To the Editor:
Dear Mr. President,
You’ve rather perplexed me, sir.
Six years ago as a U.S. senator, you announced that you opposed “the effort to increase America’s debt limit.”
You rightfully upbraided the Bush administration for “a debt problem,” dependence on foreign assistance, “reckless fiscal policies” and continually shifting “the burden of bad choices ... onto the backs of our children and grandchildren.”
Simply put, “Americans deserve better.” You were right.
Yet, here we are, five years and $8 trillion of additional debt later and you’ve again spent past the debt ceiling of $16.4 trillion.
What happened, sir?
Did you change your mind about the dangers of excessive unfunded spending?
Did you suddenly realize that hard, necessary, responsible choices were more difficult than punting the rusty old can — and our children’s futures — down the barren road?
It’s clear you haven’t forgotten about the future.
For instance, you addressed climate change in your inaugural address, mentioning that we have an obligation not just to ourselves, but to posterity. You correctly stated that a failure to act would “betray our children and future generations.”
Why does that same logic not apply to the burdensome debt currently betraying our future generations?
You were right in 2006; these spend-now, pay-later policies were bad for posterity under Bush and they’re even worse now.
Get us back on track with responsible spending.

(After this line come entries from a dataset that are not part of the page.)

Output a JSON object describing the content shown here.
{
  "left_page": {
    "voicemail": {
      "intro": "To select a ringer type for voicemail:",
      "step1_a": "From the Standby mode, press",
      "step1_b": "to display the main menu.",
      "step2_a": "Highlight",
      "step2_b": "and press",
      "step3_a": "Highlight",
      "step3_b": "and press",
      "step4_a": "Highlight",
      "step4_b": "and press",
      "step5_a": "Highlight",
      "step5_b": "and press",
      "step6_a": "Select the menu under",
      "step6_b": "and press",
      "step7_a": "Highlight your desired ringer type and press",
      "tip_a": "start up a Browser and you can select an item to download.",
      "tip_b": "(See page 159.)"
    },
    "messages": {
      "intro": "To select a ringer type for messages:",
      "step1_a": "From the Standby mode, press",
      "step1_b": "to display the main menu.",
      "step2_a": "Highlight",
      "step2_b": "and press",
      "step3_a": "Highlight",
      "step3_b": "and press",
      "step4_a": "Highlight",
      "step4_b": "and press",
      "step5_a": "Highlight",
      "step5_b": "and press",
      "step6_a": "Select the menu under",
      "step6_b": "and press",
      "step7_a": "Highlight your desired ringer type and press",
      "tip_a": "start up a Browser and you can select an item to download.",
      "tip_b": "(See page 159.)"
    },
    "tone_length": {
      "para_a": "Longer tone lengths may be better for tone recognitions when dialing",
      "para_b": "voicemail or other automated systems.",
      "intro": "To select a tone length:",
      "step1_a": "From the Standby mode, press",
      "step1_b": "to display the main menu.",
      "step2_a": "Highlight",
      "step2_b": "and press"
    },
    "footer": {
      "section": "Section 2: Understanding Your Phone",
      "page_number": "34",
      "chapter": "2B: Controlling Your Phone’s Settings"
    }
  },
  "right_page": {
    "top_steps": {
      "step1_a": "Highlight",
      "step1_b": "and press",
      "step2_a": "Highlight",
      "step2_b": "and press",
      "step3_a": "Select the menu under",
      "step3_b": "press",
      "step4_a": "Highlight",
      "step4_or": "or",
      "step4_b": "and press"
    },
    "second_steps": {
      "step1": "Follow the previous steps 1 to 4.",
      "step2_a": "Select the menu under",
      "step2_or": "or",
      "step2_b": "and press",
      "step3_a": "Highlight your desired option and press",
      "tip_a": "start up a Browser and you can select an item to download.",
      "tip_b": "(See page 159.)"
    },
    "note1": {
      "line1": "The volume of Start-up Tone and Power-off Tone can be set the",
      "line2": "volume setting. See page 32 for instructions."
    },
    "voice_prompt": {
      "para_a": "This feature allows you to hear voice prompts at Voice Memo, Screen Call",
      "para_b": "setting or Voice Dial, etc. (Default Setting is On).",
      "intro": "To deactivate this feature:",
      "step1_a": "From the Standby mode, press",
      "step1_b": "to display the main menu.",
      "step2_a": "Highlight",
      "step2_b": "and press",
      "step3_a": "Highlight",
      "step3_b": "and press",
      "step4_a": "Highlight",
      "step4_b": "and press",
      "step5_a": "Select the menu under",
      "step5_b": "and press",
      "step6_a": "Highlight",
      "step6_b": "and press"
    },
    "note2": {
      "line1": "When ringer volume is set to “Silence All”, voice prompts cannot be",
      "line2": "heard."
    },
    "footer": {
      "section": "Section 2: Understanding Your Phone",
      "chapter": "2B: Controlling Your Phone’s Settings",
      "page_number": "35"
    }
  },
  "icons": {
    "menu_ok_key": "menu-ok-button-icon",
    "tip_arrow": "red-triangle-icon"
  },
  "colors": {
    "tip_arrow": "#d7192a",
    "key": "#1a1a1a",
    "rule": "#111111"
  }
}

After all, as you once asked, “If we can’t aspire to something better, then why get into politics?”
Mr. President, sorry to leave so soon, but I must balance my checkbook.